Widow Lowell, 200 £.
Samuel Boyd, house, 250 £.
Timothy Street, houses, shop, 430 £.
Estate of T. Bunting, 200 £.
Jacob Lutz, house, 125 £.
John Collard, house, 436 £.
Total: 5,731 £.



Friday, July 18, 2014

To The Petite Cote


Source (Page 266)

Taken from The War On The Detroit The Chronicles Of Thomas Vercheres de Boucherville....:

"During the month of July we had several skirmishes with the enemy [Americans], the most important one being at the bridge over the Canard River, between Sandwich and Amherstburg and about three miles from the latter village."  "Here we had a picket composed of a company of infantry and some artillery men in charge of the fieldpieces stationed there, besides some [Indians] for patrol duty."  "The Americans attacked this picket but were forced to retire in great haste."

"One day in July a band of Indians composed of Shawnees with Tecumseh at their head, besides some Ottawas and Potawatomi came to my store...and asked me if I would go with them to Petite Cote, three miles beyond our picket at River Canard, to deliver a blow to the enemy."

From the American perspective:

Source




Wednesday, July 16, 2014

Skirmish At The River Canard


Taken from the War on the Detroit - the chronicles of Thomas Verchères de Boucherville and The capitulation, by an Ohio volunteer, edited by Milo Milton Quaife:

The war began with the Detroit campaign of General Hull, and its first blood was shed in one of the tiny skirmishes at the River Canard, where the highway from Windsor to Amherstburg crosses this unimpressive stream.

According to Wikimapia:

"River Canard was the site of an engagement between British and American forces on July 16, 1812, during the War of 1812. An American force of 280 men under Colonels Cass and Miller skirmished with British troops near the bridge.
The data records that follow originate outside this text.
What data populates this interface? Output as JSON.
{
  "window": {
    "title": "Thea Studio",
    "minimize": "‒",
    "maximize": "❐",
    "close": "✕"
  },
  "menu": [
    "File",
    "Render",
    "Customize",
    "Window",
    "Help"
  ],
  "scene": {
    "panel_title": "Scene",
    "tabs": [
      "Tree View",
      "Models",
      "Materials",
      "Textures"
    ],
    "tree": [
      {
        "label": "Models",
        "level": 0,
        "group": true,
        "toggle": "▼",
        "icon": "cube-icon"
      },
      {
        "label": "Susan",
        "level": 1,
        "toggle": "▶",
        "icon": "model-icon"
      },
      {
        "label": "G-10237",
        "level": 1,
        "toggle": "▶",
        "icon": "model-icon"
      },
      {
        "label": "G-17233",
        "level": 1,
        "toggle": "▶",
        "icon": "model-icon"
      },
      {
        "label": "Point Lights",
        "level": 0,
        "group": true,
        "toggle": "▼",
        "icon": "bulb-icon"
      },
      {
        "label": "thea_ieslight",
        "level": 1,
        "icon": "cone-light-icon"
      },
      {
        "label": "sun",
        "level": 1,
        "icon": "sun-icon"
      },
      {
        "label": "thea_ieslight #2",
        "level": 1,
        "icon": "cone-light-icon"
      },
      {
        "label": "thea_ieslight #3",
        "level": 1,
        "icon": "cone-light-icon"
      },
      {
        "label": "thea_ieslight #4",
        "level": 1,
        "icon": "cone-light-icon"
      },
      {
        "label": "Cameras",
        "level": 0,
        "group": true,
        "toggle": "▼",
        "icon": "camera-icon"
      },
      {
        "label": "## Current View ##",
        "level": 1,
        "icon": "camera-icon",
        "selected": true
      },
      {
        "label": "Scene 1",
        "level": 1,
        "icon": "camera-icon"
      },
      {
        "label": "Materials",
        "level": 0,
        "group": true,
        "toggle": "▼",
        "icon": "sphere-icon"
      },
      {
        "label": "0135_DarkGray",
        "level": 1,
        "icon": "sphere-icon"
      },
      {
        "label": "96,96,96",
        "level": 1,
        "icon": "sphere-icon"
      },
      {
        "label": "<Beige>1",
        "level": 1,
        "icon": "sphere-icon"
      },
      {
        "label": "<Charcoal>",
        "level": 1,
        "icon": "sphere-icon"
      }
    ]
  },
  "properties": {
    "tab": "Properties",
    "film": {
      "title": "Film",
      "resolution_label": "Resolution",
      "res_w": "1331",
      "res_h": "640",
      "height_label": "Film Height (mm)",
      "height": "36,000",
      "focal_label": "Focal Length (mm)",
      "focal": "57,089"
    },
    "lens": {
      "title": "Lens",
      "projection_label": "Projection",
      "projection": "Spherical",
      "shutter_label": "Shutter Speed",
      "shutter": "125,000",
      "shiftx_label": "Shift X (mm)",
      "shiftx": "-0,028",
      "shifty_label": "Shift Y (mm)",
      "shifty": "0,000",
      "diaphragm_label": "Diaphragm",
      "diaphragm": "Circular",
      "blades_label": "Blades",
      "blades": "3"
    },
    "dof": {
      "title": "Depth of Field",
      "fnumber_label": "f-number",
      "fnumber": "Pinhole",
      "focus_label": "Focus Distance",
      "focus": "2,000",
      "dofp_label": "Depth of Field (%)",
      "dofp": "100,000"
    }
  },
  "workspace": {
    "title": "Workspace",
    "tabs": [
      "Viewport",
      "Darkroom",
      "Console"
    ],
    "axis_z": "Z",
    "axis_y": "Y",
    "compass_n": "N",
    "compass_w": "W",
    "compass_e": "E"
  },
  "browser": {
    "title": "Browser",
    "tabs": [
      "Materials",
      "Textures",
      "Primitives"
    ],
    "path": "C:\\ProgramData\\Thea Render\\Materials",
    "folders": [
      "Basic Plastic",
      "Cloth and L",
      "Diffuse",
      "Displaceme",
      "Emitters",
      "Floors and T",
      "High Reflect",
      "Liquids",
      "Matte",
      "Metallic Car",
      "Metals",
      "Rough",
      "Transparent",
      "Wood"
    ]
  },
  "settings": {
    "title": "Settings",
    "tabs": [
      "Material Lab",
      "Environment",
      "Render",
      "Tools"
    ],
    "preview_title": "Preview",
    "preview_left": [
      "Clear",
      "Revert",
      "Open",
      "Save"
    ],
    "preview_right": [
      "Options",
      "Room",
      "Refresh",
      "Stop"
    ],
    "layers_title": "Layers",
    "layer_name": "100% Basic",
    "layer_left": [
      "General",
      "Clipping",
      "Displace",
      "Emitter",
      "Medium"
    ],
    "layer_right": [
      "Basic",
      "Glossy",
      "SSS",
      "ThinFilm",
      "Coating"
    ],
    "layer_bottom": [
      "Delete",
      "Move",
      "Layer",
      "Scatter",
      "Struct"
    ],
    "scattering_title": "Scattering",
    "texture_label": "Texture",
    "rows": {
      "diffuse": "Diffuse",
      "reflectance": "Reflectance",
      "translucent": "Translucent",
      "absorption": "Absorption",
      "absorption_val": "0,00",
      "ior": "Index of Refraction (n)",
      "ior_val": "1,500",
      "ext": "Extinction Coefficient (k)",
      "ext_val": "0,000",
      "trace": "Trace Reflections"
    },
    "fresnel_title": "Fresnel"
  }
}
Two British soldiers, James Hancock and John Dean were captured. Hancock would die of his wounds later in the day, becoming the first British casualty of the war. Dean was taken prisoner to Detroit where his left arm was amputated due to wounds. He would be liberated with the capture of Fort Detroit by the British one month later."